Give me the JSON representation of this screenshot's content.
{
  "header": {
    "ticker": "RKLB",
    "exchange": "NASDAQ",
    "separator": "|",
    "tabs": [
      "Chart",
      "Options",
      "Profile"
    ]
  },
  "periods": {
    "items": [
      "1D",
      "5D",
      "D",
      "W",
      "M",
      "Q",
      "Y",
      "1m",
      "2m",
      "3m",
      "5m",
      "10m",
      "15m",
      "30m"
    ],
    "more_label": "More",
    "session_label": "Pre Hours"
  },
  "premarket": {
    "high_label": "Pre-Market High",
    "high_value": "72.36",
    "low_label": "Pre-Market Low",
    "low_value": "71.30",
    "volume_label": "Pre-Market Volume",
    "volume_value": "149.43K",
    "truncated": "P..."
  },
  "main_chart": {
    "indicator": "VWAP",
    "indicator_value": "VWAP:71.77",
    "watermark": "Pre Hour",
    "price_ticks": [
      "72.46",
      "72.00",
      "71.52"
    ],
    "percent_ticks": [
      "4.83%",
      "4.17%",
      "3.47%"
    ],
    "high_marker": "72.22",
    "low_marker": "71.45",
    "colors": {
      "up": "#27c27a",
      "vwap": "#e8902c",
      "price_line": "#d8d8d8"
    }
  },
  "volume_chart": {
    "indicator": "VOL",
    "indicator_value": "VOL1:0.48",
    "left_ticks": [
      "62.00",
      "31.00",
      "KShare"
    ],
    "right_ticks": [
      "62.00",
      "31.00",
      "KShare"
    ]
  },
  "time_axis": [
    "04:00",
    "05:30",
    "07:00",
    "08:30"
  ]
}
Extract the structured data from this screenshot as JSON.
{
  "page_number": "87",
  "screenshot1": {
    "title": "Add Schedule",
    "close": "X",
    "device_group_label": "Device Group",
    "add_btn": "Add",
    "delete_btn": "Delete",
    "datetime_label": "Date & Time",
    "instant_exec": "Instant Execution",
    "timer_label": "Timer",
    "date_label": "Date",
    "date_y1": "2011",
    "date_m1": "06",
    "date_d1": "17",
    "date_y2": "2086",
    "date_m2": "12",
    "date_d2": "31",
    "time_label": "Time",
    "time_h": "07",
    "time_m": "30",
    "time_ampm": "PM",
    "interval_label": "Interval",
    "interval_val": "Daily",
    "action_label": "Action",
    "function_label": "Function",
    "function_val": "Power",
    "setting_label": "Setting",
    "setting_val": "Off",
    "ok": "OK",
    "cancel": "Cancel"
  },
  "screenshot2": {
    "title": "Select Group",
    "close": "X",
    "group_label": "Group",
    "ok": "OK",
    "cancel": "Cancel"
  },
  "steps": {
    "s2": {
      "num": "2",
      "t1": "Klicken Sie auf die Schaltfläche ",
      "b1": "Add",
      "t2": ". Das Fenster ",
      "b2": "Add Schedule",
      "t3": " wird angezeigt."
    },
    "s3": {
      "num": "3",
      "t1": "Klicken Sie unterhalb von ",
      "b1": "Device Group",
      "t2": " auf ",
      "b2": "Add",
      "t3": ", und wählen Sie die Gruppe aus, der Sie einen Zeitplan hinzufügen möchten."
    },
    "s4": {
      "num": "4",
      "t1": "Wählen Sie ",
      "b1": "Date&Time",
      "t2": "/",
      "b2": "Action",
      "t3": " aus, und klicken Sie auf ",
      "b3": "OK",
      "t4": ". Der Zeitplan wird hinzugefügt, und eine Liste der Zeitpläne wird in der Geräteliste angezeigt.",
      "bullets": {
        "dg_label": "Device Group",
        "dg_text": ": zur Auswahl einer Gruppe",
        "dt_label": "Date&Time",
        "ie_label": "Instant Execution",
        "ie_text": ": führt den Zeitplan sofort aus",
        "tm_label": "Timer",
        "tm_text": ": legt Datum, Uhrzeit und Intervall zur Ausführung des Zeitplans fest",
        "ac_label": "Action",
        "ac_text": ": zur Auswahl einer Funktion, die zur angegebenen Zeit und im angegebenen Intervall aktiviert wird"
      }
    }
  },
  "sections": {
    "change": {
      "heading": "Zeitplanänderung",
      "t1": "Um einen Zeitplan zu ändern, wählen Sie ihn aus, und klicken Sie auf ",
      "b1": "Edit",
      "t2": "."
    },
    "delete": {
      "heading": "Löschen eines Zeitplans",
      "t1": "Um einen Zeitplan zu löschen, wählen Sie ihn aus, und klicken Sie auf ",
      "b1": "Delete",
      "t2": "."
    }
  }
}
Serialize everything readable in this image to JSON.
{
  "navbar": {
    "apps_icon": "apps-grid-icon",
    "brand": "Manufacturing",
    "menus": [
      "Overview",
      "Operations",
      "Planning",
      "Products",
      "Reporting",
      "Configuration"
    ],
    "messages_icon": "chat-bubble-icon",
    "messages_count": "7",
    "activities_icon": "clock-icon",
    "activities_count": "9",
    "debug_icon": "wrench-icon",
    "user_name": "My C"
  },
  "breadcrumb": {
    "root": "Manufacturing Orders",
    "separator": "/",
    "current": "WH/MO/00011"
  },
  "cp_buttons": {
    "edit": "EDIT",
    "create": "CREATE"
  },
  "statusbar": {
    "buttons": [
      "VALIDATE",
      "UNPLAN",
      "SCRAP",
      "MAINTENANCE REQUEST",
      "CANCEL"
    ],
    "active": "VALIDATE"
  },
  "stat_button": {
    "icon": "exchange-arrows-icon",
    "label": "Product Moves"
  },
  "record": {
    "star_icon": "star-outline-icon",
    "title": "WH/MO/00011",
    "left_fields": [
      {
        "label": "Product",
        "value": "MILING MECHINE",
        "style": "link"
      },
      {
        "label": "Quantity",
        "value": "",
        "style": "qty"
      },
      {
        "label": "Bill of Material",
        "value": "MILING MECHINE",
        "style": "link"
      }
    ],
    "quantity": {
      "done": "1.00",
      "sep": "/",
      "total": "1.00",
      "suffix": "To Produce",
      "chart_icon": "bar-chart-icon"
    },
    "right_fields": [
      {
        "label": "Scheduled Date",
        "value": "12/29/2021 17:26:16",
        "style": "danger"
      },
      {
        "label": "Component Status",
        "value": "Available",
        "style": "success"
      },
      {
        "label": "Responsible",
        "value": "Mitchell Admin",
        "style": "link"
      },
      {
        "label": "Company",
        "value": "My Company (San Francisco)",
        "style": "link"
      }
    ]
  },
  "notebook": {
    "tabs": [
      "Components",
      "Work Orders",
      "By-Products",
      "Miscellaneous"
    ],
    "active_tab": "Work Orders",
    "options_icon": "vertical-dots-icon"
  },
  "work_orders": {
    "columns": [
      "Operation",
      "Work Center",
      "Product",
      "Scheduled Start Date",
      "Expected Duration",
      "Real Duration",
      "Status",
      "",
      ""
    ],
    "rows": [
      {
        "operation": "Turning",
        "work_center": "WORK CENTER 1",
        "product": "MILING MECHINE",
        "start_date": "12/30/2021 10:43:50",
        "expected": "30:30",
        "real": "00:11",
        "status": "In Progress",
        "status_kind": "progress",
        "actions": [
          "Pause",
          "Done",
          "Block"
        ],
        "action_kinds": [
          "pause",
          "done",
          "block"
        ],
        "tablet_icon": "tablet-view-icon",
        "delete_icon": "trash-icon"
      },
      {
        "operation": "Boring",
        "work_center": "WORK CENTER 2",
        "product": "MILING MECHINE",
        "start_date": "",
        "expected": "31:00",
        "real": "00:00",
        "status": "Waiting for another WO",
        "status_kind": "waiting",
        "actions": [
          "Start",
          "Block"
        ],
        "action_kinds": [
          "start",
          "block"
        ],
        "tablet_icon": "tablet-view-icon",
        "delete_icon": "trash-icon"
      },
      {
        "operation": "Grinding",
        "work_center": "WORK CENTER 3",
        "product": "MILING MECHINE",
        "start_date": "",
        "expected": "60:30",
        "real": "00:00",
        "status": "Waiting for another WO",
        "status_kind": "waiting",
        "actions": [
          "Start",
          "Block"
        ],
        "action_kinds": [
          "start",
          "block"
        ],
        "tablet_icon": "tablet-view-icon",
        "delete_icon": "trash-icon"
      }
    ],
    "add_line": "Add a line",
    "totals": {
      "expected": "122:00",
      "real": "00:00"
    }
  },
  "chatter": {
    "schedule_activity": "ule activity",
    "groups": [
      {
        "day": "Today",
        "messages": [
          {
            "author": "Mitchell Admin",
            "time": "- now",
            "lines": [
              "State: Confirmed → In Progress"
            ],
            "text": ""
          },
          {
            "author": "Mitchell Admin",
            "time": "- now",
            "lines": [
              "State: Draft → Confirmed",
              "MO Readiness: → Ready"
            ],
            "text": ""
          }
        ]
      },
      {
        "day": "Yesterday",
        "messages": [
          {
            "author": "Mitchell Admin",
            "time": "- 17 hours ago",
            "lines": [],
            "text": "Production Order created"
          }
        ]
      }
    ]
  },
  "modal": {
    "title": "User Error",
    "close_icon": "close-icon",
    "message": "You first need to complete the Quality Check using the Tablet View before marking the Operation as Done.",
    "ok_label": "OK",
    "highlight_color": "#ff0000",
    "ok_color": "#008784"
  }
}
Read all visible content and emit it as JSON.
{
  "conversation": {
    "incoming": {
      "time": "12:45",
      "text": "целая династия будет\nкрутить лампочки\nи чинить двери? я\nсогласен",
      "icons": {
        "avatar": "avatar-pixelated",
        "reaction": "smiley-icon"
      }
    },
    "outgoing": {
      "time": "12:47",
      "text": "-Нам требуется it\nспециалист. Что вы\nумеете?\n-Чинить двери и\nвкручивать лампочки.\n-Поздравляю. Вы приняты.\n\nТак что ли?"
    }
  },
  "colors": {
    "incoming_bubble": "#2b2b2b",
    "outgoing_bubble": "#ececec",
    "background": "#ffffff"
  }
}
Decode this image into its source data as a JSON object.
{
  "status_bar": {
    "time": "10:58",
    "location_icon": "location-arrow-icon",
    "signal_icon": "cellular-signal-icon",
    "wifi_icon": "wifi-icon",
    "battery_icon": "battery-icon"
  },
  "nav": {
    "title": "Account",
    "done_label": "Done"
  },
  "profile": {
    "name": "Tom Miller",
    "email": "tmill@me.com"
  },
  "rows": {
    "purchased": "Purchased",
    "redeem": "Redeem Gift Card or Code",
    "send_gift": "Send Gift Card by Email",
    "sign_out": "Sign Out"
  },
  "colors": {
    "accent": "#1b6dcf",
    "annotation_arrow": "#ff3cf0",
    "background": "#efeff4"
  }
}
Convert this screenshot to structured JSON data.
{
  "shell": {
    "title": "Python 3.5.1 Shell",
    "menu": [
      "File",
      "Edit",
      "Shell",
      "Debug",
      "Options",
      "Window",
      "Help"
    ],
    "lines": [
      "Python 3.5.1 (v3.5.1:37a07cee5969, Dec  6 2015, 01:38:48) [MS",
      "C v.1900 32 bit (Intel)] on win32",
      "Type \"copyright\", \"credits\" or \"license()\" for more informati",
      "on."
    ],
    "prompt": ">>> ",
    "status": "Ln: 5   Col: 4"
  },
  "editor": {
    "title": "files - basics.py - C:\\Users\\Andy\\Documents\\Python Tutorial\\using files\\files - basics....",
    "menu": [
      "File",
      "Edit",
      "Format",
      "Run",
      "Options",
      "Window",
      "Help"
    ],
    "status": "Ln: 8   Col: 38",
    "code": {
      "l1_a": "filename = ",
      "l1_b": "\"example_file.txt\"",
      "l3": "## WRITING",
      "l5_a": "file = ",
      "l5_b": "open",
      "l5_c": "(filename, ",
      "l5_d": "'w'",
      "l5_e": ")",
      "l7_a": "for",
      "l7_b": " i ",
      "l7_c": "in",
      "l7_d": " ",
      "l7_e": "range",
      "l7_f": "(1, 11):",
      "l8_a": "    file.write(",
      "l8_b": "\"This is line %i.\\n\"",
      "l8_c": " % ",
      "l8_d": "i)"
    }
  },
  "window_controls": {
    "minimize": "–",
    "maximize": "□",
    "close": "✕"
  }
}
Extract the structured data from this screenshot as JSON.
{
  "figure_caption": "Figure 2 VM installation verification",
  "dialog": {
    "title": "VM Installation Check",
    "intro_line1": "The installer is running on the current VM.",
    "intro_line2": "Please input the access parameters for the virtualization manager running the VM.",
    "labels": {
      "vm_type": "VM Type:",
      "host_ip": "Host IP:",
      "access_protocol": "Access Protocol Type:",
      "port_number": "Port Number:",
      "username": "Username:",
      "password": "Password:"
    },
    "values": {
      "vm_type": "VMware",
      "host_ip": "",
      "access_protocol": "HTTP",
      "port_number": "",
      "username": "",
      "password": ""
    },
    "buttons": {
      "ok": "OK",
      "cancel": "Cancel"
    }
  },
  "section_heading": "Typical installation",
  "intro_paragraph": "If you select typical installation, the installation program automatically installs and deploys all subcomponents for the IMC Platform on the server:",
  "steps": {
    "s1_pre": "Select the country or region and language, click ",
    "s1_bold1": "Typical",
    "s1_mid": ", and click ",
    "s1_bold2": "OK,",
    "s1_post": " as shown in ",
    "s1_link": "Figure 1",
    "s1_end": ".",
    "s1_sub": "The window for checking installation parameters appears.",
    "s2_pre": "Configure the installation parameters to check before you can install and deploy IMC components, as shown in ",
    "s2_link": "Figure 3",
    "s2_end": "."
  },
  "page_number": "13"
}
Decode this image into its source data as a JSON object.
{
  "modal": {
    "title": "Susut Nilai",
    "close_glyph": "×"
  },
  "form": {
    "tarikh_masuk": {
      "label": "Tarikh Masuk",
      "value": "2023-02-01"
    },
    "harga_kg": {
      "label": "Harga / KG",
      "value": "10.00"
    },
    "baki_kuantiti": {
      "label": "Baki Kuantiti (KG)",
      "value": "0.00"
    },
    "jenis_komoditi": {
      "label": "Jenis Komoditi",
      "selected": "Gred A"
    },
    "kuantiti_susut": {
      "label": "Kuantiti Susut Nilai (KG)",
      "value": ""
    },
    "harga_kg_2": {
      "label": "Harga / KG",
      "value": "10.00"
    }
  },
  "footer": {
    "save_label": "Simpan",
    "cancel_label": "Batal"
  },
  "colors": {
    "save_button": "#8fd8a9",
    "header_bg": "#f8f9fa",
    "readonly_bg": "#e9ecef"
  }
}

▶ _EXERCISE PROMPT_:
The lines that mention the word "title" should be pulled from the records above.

▶ _YOUR RESPONSE_:
    "title": "Add Schedule",
    "title": "Select Group",
    "title": "WH/MO/00011",
    "title": "User Error",
    "title": "Account",
    "title": "Python 3.5.1 Shell",
    "title": "files - basics.py - C:\\Users\\Andy\\Documents\\Python Tutorial\\using files\\files - basics....",
    "title": "VM Installation Check",
    "title": "Susut Nilai",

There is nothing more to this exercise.